posted

0 Comments

ProjectClarityAt the beginning of 2016, as the team behind Project Clarity started the initial work, our main goal was for Clarity to fill a gap within VMware. Clarity was to provide a layer of common visual language that will bring designers and engineers together as well as serve as a common layer of consistency across all of VMware’s user interfaces.

It was an ambitious mission that needed us to work with dozens of teams and hundreds of engineers and designers across the company to understand their use cases and needs, as well as advocate for what we believed is the future of user experience for VMware’s web-based applications. 

Even though we thought on day one about the idea of open sourcing Project Clarity, open sourcing it wasn’t our top priority at the time. It didn’t make sense to open source a project that is yet to provide any success for our internal products. We needed to prove ourselves first before we’re ready to share our work with the world and before we’re able to advocate for others teams within other companies to adopt Clarity. 

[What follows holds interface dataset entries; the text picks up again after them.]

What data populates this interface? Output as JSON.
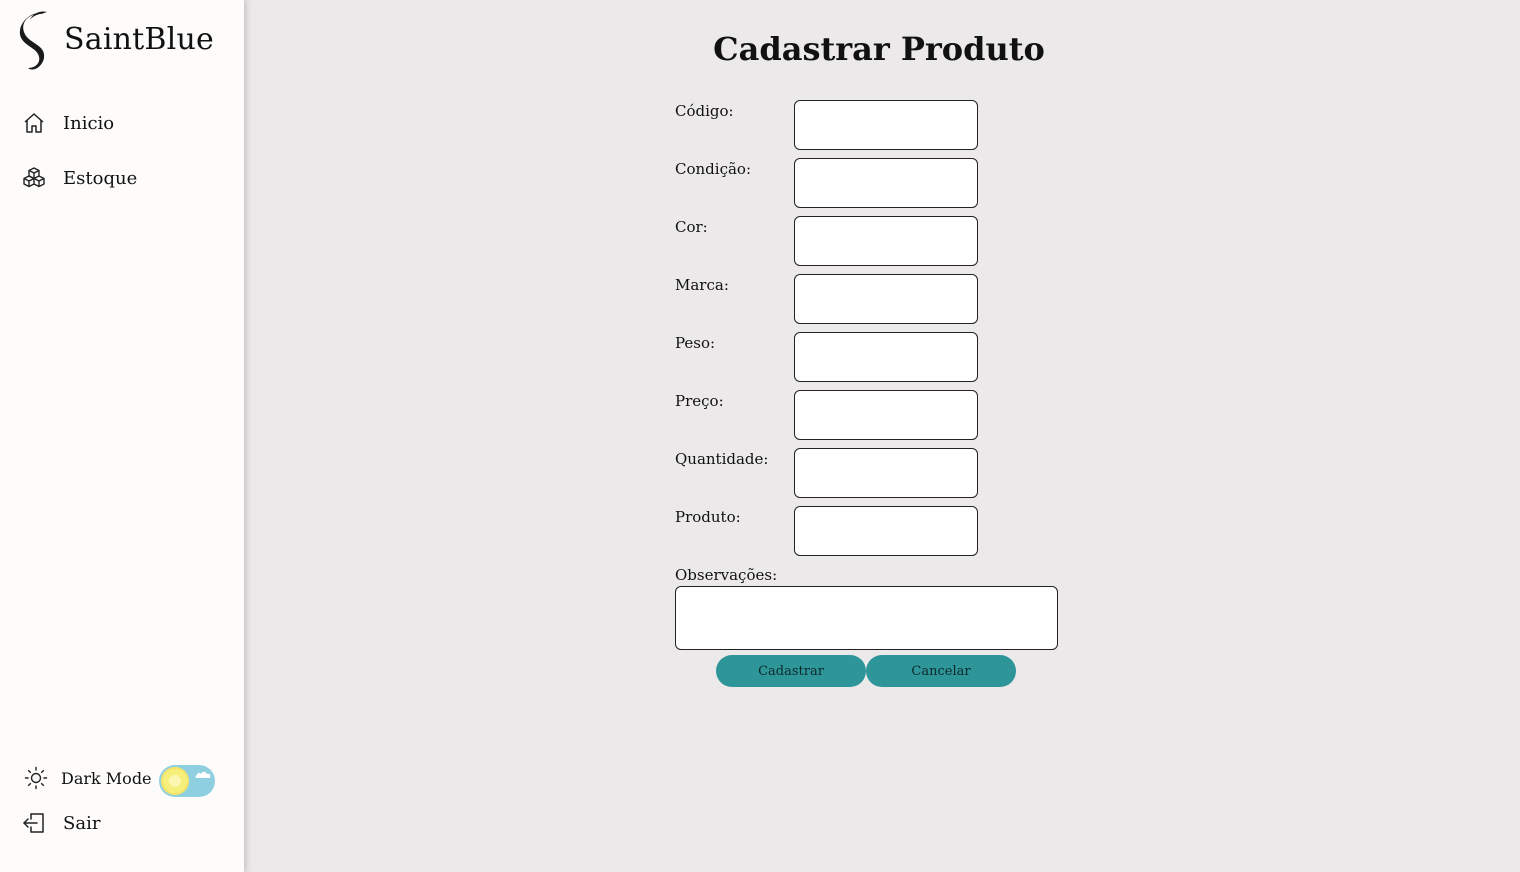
{
  "app": {
    "brand_name": "SaintBlue"
  },
  "sidebar": {
    "items": [
      {
        "label": "Inicio",
        "icon": "home-icon"
      },
      {
        "label": "Estoque",
        "icon": "boxes-icon"
      }
    ],
    "dark_mode": {
      "label": "Dark Mode",
      "enabled": false,
      "icon": "sun-icon"
    },
    "logout": {
      "label": "Sair",
      "icon": "logout-icon"
    }
  },
  "main": {
    "title": "Cadastrar Produto",
    "fields": [
      {
        "label": "Código:",
        "value": ""
      },
      {
        "label": "Condição:",
        "value": ""
      },
      {
        "label": "Cor:",
        "value": ""
      },
      {
        "label": "Marca:",
        "value": ""
      },
      {
        "label": "Peso:",
        "value": ""
      },
      {
        "label": "Preço:",
        "value": ""
      },
      {
        "label": "Quantidade:",
        "value": ""
      },
      {
        "label": "Produto:",
        "value": ""
      }
    ],
    "observacoes": {
      "label": "Observações:",
      "value": ""
    },
    "buttons": {
      "submit": "Cadastrar",
      "cancel": "Cancelar"
    }
  },
  "colors": {
    "accent": "#2e9599",
    "background": "#ebe9ea",
    "sidebar": "#fdfcfb",
    "toggle_track": "#8ecfe0",
    "toggle_knob": "#f6ef7b"
  }
}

One of the core principles that we’ve held from day one as we worked on Clarity internally was the importance of making other products that are built on top of Clarity successful. Our success wasn’t in the success of how much work we would be able to do or how many releases we’ll be able to ship. Our success is going to be tied to the success of the products which depended on Clarity to deliver modern, well-designed, and well-thoughtout design system. 

This is a risky idea. We’ve basically put our success in the hands of our consumers vs. basing it on the technological success of our framework. 

As we worked closely with dozens of teams across VMware, we realized that we’re already somewhat open source. We were just “open source” within VMware. We were already working with dozens of teams, hundreds of engineers and designers, and dozens of different (and difficult) use cases around the same problem we’re trying to solve. This realization has helped us on our path to open sourcing Clarity.  

On November 15th of last year, we decided to take the official step of open sourcing Clarity. The response has been overwhelmingly positive and we couldn’t be happier with the work we’ve been able to do since then with the community we’ve built around Clarity. 

Our core principle of building our success on top of the success products and teams building on top of Clarity are having remains true. We believe in “product-based open source development” which is fancy talk for: working with real products to build real open source projects. 

We believe in the importance of seeing Clarity actually helping engineers and designers do their work better, faster, and have better results for their teams and companies. 

We continue to believe in working with teams across the industry to build modern, well-designed, and well-engineered experiences that delight customers (both VMware and otherwise). 

One aspect that continue to be a challenge that we’re working through is the priority of requirements between “internal” VMware projects and “external” open source consumers. 

As we grow in the open source community, more requirements continue to land in our issue tracker on GitHub and via all other communication tools. We work hard to solve all the problems that we run across, but prioritization is key when running an open source project. What we’ve figured out as a solution so far is to do a few things:  

  1. Prioritize based on the vision of Clarity vs. the type of project requesting a feature or asking us to fix an issue. Being an external or internal project doesn’t play much in our decision in comparison to the issue itself and how it serves our vision. 
  2. The more an issue is requested by different teams and products, the more we look into it. It is important to listen to the engineers and designers using Clarity and the more of them working on different products that are telling us we have an issue or need to change or add something, the more the chance they’re absolutely right. 
  3. We work with our teams inside of VMware as well as contributors externally to continue to encourage contributions. We need another blog post here to talk about quality control in contributions but we love our community and want to encourage more of Clarity to come from that community. 
  4. We’re open and honest about what’s next, and about our thoughts. We’ve shared our roadmap, we post our design and technical spec before we move into implementation, and we engage the community in our decisions to make sure we’re arriving at solutions that solve real problems. 
  5. We release and plan a release every week. This has been really important in making sure we can shift priorities when needed. Solve critical bugs almost immediately, and research problems in smaller chunks of times so we’re able to provide real results quickly. 

We do many other things in the background as well to make sure we continue to operate efficiently and in the open but maybe that’s for another post.

So far, we’ve been enjoying “product-based open source development” but we’d definitely love to hear from you. Tell us how Project Clarity has been working for your open source project; connect on GitHub, follow us on medium.com or join us on Twitter.